• **Problem statement**
Your job is to reproduce all of the data exactly.

• **Materials provided**
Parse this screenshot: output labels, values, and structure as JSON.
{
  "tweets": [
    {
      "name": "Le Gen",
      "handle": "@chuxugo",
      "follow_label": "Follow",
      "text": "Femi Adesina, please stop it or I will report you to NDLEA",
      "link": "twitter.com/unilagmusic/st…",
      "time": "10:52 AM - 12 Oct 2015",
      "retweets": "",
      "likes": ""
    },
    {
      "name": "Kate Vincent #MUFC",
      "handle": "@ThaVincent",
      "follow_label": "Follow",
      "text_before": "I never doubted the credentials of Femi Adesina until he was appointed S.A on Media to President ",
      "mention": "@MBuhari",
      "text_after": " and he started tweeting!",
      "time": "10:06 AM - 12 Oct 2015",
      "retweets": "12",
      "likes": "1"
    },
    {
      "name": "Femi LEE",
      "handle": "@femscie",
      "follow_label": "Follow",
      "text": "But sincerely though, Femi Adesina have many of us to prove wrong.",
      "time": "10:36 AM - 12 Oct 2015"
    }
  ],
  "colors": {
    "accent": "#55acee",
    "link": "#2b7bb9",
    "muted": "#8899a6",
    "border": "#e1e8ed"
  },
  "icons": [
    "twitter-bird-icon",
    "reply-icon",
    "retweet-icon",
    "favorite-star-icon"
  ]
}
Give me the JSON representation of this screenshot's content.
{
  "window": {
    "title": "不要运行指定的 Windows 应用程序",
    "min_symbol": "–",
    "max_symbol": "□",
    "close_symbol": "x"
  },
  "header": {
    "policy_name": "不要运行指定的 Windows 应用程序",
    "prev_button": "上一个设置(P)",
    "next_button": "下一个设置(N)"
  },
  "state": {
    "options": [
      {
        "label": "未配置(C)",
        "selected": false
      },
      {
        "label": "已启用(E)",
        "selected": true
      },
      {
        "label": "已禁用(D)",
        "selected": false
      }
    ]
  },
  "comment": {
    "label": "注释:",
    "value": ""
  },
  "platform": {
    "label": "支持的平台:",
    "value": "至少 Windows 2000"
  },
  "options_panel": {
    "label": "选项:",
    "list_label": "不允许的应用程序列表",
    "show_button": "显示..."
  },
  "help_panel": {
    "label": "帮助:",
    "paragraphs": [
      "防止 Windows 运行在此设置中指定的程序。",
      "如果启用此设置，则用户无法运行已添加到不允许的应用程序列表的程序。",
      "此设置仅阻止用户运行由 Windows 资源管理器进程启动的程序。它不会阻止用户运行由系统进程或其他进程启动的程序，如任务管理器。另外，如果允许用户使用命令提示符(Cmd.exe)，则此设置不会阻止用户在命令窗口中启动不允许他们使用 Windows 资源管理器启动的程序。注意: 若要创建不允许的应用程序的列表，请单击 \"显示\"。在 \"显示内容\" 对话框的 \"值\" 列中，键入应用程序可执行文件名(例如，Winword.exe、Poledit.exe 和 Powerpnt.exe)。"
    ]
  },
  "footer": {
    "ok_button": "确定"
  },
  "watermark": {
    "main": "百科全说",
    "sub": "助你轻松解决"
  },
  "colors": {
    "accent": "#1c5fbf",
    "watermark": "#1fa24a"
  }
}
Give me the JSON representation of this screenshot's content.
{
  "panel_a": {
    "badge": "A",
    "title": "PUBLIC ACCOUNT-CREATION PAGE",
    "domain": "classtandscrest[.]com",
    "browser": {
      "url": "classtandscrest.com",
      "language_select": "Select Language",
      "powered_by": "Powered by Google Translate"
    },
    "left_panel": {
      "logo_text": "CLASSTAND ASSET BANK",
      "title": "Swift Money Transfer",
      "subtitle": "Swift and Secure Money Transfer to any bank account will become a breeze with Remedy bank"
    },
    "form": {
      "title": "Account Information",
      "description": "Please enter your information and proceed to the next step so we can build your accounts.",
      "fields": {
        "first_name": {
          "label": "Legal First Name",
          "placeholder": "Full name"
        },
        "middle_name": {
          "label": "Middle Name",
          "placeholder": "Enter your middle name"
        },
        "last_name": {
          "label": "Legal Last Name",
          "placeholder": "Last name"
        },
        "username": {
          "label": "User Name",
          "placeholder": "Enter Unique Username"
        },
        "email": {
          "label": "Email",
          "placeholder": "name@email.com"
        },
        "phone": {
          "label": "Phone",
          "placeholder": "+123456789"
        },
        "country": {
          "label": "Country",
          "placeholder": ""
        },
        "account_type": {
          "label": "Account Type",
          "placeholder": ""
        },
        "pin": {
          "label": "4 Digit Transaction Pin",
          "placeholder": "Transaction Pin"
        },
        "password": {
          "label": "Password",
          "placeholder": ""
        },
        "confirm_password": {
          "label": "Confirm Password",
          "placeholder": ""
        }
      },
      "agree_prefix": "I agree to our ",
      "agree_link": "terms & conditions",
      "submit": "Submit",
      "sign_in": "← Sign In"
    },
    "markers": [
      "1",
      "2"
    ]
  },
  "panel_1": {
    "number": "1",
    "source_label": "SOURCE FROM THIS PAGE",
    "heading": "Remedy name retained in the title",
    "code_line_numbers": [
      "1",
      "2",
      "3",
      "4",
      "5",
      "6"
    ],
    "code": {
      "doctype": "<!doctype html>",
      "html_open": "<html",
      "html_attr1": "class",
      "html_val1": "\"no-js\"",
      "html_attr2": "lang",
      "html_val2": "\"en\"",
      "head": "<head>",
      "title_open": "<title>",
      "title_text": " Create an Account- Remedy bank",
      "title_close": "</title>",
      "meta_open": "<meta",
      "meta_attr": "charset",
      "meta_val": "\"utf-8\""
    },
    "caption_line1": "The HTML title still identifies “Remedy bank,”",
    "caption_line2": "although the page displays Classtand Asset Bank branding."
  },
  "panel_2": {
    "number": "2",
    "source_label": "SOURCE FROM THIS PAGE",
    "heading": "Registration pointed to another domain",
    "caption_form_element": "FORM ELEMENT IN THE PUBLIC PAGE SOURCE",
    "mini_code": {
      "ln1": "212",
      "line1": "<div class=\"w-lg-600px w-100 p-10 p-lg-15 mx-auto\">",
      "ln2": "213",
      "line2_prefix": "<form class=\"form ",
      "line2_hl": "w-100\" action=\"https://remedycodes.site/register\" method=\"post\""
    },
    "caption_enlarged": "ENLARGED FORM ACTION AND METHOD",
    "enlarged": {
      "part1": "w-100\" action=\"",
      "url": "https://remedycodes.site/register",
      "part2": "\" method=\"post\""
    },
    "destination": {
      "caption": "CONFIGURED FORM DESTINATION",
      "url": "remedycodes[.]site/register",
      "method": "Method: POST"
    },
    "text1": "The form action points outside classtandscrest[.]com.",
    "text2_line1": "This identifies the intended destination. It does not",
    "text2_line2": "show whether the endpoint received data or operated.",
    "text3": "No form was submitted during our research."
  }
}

• **Problem solution**
Parse this screenshot: output labels, values, and structure as JSON.
{
  "tweets": [
    {
      "name": "Le Gen",
      "handle": "@chuxugo",
      "follow_label": "Follow",
      "text": "Femi Adesina, please stop it or I will report you to NDLEA",
      "link": "twitter.com/unilagmusic/st…",
      "time": "10:52 AM - 12 Oct 2015",
      "retweets": "",
      "likes": ""
    },
    {
      "name": "Kate Vincent #MUFC",
      "handle": "@ThaVincent",
      "follow_label": "Follow",
      "text_before": "I never doubted the credentials of Femi Adesina until he was appointed S.A on Media to President ",
      "mention": "@MBuhari",
      "text_after": " and he started tweeting!",
      "time": "10:06 AM - 12 Oct 2015",
      "retweets": "12",
      "likes": "1"
    },
    {
      "name": "Femi LEE",
      "handle": "@femscie",
      "follow_label": "Follow",
      "text": "But sincerely though, Femi Adesina have many of us to prove wrong.",
      "time": "10:36 AM - 12 Oct 2015"
    }
  ],
  "colors": {
    "accent": "#55acee",
    "link": "#2b7bb9",
    "muted": "#8899a6",
    "border": "#e1e8ed"
  },
  "icons": [
    "twitter-bird-icon",
    "reply-icon",
    "retweet-icon",
    "favorite-star-icon"
  ]
}
Give me the JSON representation of this screenshot's content.
{
  "window": {
    "title": "不要运行指定的 Windows 应用程序",
    "min_symbol": "–",
    "max_symbol": "□",
    "close_symbol": "x"
  },
  "header": {
    "policy_name": "不要运行指定的 Windows 应用程序",
    "prev_button": "上一个设置(P)",
    "next_button": "下一个设置(N)"
  },
  "state": {
    "options": [
      {
        "label": "未配置(C)",
        "selected": false
      },
      {
        "label": "已启用(E)",
        "selected": true
      },
      {
        "label": "已禁用(D)",
        "selected": false
      }
    ]
  },
  "comment": {
    "label": "注释:",
    "value": ""
  },
  "platform": {
    "label": "支持的平台:",
    "value": "至少 Windows 2000"
  },
  "options_panel": {
    "label": "选项:",
    "list_label": "不允许的应用程序列表",
    "show_button": "显示..."
  },
  "help_panel": {
    "label": "帮助:",
    "paragraphs": [
      "防止 Windows 运行在此设置中指定的程序。",
      "如果启用此设置，则用户无法运行已添加到不允许的应用程序列表的程序。",
      "此设置仅阻止用户运行由 Windows 资源管理器进程启动的程序。它不会阻止用户运行由系统进程或其他进程启动的程序，如任务管理器。另外，如果允许用户使用命令提示符(Cmd.exe)，则此设置不会阻止用户在命令窗口中启动不允许他们使用 Windows 资源管理器启动的程序。注意: 若要创建不允许的应用程序的列表，请单击 \"显示\"。在 \"显示内容\" 对话框的 \"值\" 列中，键入应用程序可执行文件名(例如，Winword.exe、Poledit.exe 和 Powerpnt.exe)。"
    ]
  },
  "footer": {
    "ok_button": "确定"
  },
  "watermark": {
    "main": "百科全说",
    "sub": "助你轻松解决"
  },
  "colors": {
    "accent": "#1c5fbf",
    "watermark": "#1fa24a"
  }
}
Give me the JSON representation of this screenshot's content.
{
  "panel_a": {
    "badge": "A",
    "title": "PUBLIC ACCOUNT-CREATION PAGE",
    "domain": "classtandscrest[.]com",
    "browser": {
      "url": "classtandscrest.com",
      "language_select": "Select Language",
      "powered_by": "Powered by Google Translate"
    },
    "left_panel": {
      "logo_text": "CLASSTAND ASSET BANK",
      "title": "Swift Money Transfer",
      "subtitle": "Swift and Secure Money Transfer to any bank account will become a breeze with Remedy bank"
    },
    "form": {
      "title": "Account Information",
      "description": "Please enter your information and proceed to the next step so we can build your accounts.",
      "fields": {
        "first_name": {
          "label": "Legal First Name",
          "placeholder": "Full name"
        },
        "middle_name": {
          "label": "Middle Name",
          "placeholder": "Enter your middle name"
        },
        "last_name": {
          "label": "Legal Last Name",
          "placeholder": "Last name"
        },
        "username": {
          "label": "User Name",
          "placeholder": "Enter Unique Username"
        },
        "email": {
          "label": "Email",
          "placeholder": "name@email.com"
        },
        "phone": {
          "label": "Phone",
          "placeholder": "+123456789"
        },
        "country": {
          "label": "Country",
          "placeholder": ""
        },
        "account_type": {
          "label": "Account Type",
          "placeholder": ""
        },
        "pin": {
          "label": "4 Digit Transaction Pin",
          "placeholder": "Transaction Pin"
        },
        "password": {
          "label": "Password",
          "placeholder": ""
        },
        "confirm_password": {
          "label": "Confirm Password",
          "placeholder": ""
        }
      },
      "agree_prefix": "I agree to our ",
      "agree_link": "terms & conditions",
      "submit": "Submit",
      "sign_in": "← Sign In"
    },
    "markers": [
      "1",
      "2"
    ]
  },
  "panel_1": {
    "number": "1",
    "source_label": "SOURCE FROM THIS PAGE",
    "heading": "Remedy name retained in the title",
    "code_line_numbers": [
      "1",
      "2",
      "3",
      "4",
      "5",
      "6"
    ],
    "code": {
      "doctype": "<!doctype html>",
      "html_open": "<html",
      "html_attr1": "class",
      "html_val1": "\"no-js\"",
      "html_attr2": "lang",
      "html_val2": "\"en\"",
      "head": "<head>",
      "title_open": "<title>",
      "title_text": " Create an Account- Remedy bank",
      "title_close": "</title>",
      "meta_open": "<meta",
      "meta_attr": "charset",
      "meta_val": "\"utf-8\""
    },
    "caption_line1": "The HTML title still identifies “Remedy bank,”",
    "caption_line2": "although the page displays Classtand Asset Bank branding."
  },
  "panel_2": {
    "number": "2",
    "source_label": "SOURCE FROM THIS PAGE",
    "heading": "Registration pointed to another domain",
    "caption_form_element": "FORM ELEMENT IN THE PUBLIC PAGE SOURCE",
    "mini_code": {
      "ln1": "212",
      "line1": "<div class=\"w-lg-600px w-100 p-10 p-lg-15 mx-auto\">",
      "ln2": "213",
      "line2_prefix": "<form class=\"form ",
      "line2_hl": "w-100\" action=\"https://remedycodes.site/register\" method=\"post\""
    },
    "caption_enlarged": "ENLARGED FORM ACTION AND METHOD",
    "enlarged": {
      "part1": "w-100\" action=\"",
      "url": "https://remedycodes.site/register",
      "part2": "\" method=\"post\""
    },
    "destination": {
      "caption": "CONFIGURED FORM DESTINATION",
      "url": "remedycodes[.]site/register",
      "method": "Method: POST"
    },
    "text1": "The form action points outside classtandscrest[.]com.",
    "text2_line1": "This identifies the intended destination. It does not",
    "text2_line2": "show whether the endpoint received data or operated.",
    "text3": "No form was submitted during our research."
  }
}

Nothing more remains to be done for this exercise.